Directions for this task
Reprint the entries without altering anything.
——————————
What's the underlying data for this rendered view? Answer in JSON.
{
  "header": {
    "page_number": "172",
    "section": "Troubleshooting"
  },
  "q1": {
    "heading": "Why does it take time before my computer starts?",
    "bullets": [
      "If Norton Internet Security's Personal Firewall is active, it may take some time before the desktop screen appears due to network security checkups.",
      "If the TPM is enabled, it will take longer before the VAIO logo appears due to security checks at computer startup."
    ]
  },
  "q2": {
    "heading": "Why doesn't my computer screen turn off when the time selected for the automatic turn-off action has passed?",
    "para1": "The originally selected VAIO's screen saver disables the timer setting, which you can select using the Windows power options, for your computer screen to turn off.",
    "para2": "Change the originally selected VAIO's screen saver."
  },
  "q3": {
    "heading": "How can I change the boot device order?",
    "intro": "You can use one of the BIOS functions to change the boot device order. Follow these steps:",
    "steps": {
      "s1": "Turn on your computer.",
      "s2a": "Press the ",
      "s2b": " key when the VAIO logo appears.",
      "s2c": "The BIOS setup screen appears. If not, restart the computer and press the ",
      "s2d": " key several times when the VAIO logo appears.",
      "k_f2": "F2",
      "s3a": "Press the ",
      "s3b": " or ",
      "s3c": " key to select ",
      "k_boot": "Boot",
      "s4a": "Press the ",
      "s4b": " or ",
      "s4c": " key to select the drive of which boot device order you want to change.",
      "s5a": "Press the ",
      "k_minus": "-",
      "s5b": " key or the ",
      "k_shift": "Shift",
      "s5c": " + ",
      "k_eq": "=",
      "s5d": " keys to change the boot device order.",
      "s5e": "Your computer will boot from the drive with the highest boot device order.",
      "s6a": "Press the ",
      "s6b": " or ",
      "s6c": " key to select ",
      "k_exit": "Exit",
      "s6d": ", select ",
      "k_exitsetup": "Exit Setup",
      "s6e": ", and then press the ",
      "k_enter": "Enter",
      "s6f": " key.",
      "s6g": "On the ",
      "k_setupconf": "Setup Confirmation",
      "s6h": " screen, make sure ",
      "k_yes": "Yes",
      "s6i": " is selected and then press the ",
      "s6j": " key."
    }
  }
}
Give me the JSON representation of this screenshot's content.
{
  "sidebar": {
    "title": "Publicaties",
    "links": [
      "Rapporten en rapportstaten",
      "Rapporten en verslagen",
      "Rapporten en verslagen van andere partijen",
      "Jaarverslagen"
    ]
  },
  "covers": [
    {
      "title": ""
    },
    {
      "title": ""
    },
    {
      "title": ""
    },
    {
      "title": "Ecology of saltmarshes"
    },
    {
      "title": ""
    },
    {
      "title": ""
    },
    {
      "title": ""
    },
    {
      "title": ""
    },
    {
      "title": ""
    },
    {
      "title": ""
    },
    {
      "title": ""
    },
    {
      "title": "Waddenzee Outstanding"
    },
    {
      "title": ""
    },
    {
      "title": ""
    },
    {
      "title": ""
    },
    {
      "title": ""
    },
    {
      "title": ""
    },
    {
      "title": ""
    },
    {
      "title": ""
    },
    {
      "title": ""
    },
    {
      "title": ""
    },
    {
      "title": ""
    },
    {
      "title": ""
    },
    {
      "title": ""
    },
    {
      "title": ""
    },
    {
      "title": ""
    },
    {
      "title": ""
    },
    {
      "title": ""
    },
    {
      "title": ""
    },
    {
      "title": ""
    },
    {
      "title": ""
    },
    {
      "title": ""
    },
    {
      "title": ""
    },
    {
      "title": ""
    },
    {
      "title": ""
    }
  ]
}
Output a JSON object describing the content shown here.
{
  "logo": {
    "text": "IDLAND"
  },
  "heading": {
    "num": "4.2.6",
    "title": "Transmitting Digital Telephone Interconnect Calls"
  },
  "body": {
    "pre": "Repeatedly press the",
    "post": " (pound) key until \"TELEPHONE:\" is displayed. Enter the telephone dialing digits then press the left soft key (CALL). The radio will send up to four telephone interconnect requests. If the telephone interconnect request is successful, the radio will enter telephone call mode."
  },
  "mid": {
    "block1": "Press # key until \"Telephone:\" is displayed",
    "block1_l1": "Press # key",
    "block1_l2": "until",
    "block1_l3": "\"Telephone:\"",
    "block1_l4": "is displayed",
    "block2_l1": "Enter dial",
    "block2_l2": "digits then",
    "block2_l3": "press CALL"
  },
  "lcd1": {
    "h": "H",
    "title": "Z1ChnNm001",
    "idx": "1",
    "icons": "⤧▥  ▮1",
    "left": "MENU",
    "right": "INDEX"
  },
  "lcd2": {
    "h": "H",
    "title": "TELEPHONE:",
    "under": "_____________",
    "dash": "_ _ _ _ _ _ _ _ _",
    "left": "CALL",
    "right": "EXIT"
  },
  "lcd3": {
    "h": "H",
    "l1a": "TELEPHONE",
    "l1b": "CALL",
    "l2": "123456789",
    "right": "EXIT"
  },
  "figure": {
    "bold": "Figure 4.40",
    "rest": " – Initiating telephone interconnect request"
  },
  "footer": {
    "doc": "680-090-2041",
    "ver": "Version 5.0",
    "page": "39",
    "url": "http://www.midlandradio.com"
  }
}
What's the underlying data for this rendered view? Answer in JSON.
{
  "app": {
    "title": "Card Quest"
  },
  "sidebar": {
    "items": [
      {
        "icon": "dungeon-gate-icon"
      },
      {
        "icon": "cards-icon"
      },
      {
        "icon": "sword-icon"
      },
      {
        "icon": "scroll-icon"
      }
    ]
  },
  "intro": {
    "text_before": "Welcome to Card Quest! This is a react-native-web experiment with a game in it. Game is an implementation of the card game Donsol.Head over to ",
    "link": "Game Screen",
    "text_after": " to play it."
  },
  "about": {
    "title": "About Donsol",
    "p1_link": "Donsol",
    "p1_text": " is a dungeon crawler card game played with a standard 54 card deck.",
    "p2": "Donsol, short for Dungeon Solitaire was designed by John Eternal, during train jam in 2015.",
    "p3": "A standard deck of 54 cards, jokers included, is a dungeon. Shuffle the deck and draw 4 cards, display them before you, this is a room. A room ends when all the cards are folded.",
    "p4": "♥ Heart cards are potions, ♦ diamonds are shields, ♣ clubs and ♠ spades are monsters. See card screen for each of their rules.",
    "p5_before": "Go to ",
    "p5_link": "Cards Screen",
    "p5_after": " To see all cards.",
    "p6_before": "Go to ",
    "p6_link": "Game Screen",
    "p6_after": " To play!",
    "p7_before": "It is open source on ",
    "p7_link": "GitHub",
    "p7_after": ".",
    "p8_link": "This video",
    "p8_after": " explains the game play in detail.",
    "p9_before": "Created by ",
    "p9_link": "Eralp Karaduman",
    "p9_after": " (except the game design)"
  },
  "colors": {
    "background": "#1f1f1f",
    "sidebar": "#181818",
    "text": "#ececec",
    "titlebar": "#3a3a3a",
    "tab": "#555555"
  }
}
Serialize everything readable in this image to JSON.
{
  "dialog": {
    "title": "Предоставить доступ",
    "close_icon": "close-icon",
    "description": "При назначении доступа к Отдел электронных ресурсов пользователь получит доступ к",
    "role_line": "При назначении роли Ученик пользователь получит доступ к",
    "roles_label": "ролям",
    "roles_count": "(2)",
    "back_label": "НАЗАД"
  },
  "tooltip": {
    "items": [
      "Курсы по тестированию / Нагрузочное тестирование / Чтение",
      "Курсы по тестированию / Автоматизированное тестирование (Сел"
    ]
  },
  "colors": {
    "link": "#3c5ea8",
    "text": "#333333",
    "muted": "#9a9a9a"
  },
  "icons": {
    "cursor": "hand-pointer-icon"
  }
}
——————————
Exercise output
What's the underlying data for this rendered view? Answer in JSON.
{
  "header": {
    "page_number": "172",
    "section": "Troubleshooting"
  },
  "q1": {
    "heading": "Why does it take time before my computer starts?",
    "bullets": [
      "If Norton Internet Security's Personal Firewall is active, it may take some time before the desktop screen appears due to network security checkups.",
      "If the TPM is enabled, it will take longer before the VAIO logo appears due to security checks at computer startup."
    ]
  },
  "q2": {
    "heading": "Why doesn't my computer screen turn off when the time selected for the automatic turn-off action has passed?",
    "para1": "The originally selected VAIO's screen saver disables the timer setting, which you can select using the Windows power options, for your computer screen to turn off.",
    "para2": "Change the originally selected VAIO's screen saver."
  },
  "q3": {
    "heading": "How can I change the boot device order?",
    "intro": "You can use one of the BIOS functions to change the boot device order. Follow these steps:",
    "steps": {
      "s1": "Turn on your computer.",
      "s2a": "Press the ",
      "s2b": " key when the VAIO logo appears.",
      "s2c": "The BIOS setup screen appears. If not, restart the computer and press the ",
      "s2d": " key several times when the VAIO logo appears.",
      "k_f2": "F2",
      "s3a": "Press the ",
      "s3b": " or ",
      "s3c": " key to select ",
      "k_boot": "Boot",
      "s4a": "Press the ",
      "s4b": " or ",
      "s4c": " key to select the drive of which boot device order you want to change.",
      "s5a": "Press the ",
      "k_minus": "-",
      "s5b": " key or the ",
      "k_shift": "Shift",
      "s5c": " + ",
      "k_eq": "=",
      "s5d": " keys to change the boot device order.",
      "s5e": "Your computer will boot from the drive with the highest boot device order.",
      "s6a": "Press the ",
      "s6b": " or ",
      "s6c": " key to select ",
      "k_exit": "Exit",
      "s6d": ", select ",
      "k_exitsetup": "Exit Setup",
      "s6e": ", and then press the ",
      "k_enter": "Enter",
      "s6f": " key.",
      "s6g": "On the ",
      "k_setupconf": "Setup Confirmation",
      "s6h": " screen, make sure ",
      "k_yes": "Yes",
      "s6i": " is selected and then press the ",
      "s6j": " key."
    }
  }
}
Give me the JSON representation of this screenshot's content.
{
  "sidebar": {
    "title": "Publicaties",
    "links": [
      "Rapporten en rapportstaten",
      "Rapporten en verslagen",
      "Rapporten en verslagen van andere partijen",
      "Jaarverslagen"
    ]
  },
  "covers": [
    {
      "title": ""
    },
    {
      "title": ""
    },
    {
      "title": ""
    },
    {
      "title": "Ecology of saltmarshes"
    },
    {
      "title": ""
    },
    {
      "title": ""
    },
    {
      "title": ""
    },
    {
      "title": ""
    },
    {
      "title": ""
    },
    {
      "title": ""
    },
    {
      "title": ""
    },
    {
      "title": "Waddenzee Outstanding"
    },
    {
      "title": ""
    },
    {
      "title": ""
    },
    {
      "title": ""
    },
    {
      "title": ""
    },
    {
      "title": ""
    },
    {
      "title": ""
    },
    {
      "title": ""
    },
    {
      "title": ""
    },
    {
      "title": ""
    },
    {
      "title": ""
    },
    {
      "title": ""
    },
    {
      "title": ""
    },
    {
      "title": ""
    },
    {
      "title": ""
    },
    {
      "title": ""
    },
    {
      "title": ""
    },
    {
      "title": ""
    },
    {
      "title": ""
    },
    {
      "title": ""
    },
    {
      "title": ""
    },
    {
      "title": ""
    },
    {
      "title": ""
    },
    {
      "title": ""
    }
  ]
}
Output a JSON object describing the content shown here.
{
  "logo": {
    "text": "IDLAND"
  },
  "heading": {
    "num": "4.2.6",
    "title": "Transmitting Digital Telephone Interconnect Calls"
  },
  "body": {
    "pre": "Repeatedly press the",
    "post": " (pound) key until \"TELEPHONE:\" is displayed. Enter the telephone dialing digits then press the left soft key (CALL). The radio will send up to four telephone interconnect requests. If the telephone interconnect request is successful, the radio will enter telephone call mode."
  },
  "mid": {
    "block1": "Press # key until \"Telephone:\" is displayed",
    "block1_l1": "Press # key",
    "block1_l2": "until",
    "block1_l3": "\"Telephone:\"",
    "block1_l4": "is displayed",
    "block2_l1": "Enter dial",
    "block2_l2": "digits then",
    "block2_l3": "press CALL"
  },
  "lcd1": {
    "h": "H",
    "title": "Z1ChnNm001",
    "idx": "1",
    "icons": "⤧▥  ▮1",
    "left": "MENU",
    "right": "INDEX"
  },
  "lcd2": {
    "h": "H",
    "title": "TELEPHONE:",
    "under": "_____________",
    "dash": "_ _ _ _ _ _ _ _ _",
    "left": "CALL",
    "right": "EXIT"
  },
  "lcd3": {
    "h": "H",
    "l1a": "TELEPHONE",
    "l1b": "CALL",
    "l2": "123456789",
    "right": "EXIT"
  },
  "figure": {
    "bold": "Figure 4.40",
    "rest": " – Initiating telephone interconnect request"
  },
  "footer": {
    "doc": "680-090-2041",
    "ver": "Version 5.0",
    "page": "39",
    "url": "http://www.midlandradio.com"
  }
}
What's the underlying data for this rendered view? Answer in JSON.
{
  "app": {
    "title": "Card Quest"
  },
  "sidebar": {
    "items": [
      {
        "icon": "dungeon-gate-icon"
      },
      {
        "icon": "cards-icon"
      },
      {
        "icon": "sword-icon"
      },
      {
        "icon": "scroll-icon"
      }
    ]
  },
  "intro": {
    "text_before": "Welcome to Card Quest! This is a react-native-web experiment with a game in it. Game is an implementation of the card game Donsol.Head over to ",
    "link": "Game Screen",
    "text_after": " to play it."
  },
  "about": {
    "title": "About Donsol",
    "p1_link": "Donsol",
    "p1_text": " is a dungeon crawler card game played with a standard 54 card deck.",
    "p2": "Donsol, short for Dungeon Solitaire was designed by John Eternal, during train jam in 2015.",
    "p3": "A standard deck of 54 cards, jokers included, is a dungeon. Shuffle the deck and draw 4 cards, display them before you, this is a room. A room ends when all the cards are folded.",
    "p4": "♥ Heart cards are potions, ♦ diamonds are shields, ♣ clubs and ♠ spades are monsters. See card screen for each of their rules.",
    "p5_before": "Go to ",
    "p5_link": "Cards Screen",
    "p5_after": " To see all cards.",
    "p6_before": "Go to ",
    "p6_link": "Game Screen",
    "p6_after": " To play!",
    "p7_before": "It is open source on ",
    "p7_link": "GitHub",
    "p7_after": ".",
    "p8_link": "This video",
    "p8_after": " explains the game play in detail.",
    "p9_before": "Created by ",
    "p9_link": "Eralp Karaduman",
    "p9_after": " (except the game design)"
  },
  "colors": {
    "background": "#1f1f1f",
    "sidebar": "#181818",
    "text": "#ececec",
    "titlebar": "#3a3a3a",
    "tab": "#555555"
  }
}
Serialize everything readable in this image to JSON.
{
  "dialog": {
    "title": "Предоставить доступ",
    "close_icon": "close-icon",
    "description": "При назначении доступа к Отдел электронных ресурсов пользователь получит доступ к",
    "role_line": "При назначении роли Ученик пользователь получит доступ к",
    "roles_label": "ролям",
    "roles_count": "(2)",
    "back_label": "НАЗАД"
  },
  "tooltip": {
    "items": [
      "Курсы по тестированию / Нагрузочное тестирование / Чтение",
      "Курсы по тестированию / Автоматизированное тестирование (Сел"
    ]
  },
  "colors": {
    "link": "#3c5ea8",
    "text": "#333333",
    "muted": "#9a9a9a"
  },
  "icons": {
    "cursor": "hand-pointer-icon"
  }
}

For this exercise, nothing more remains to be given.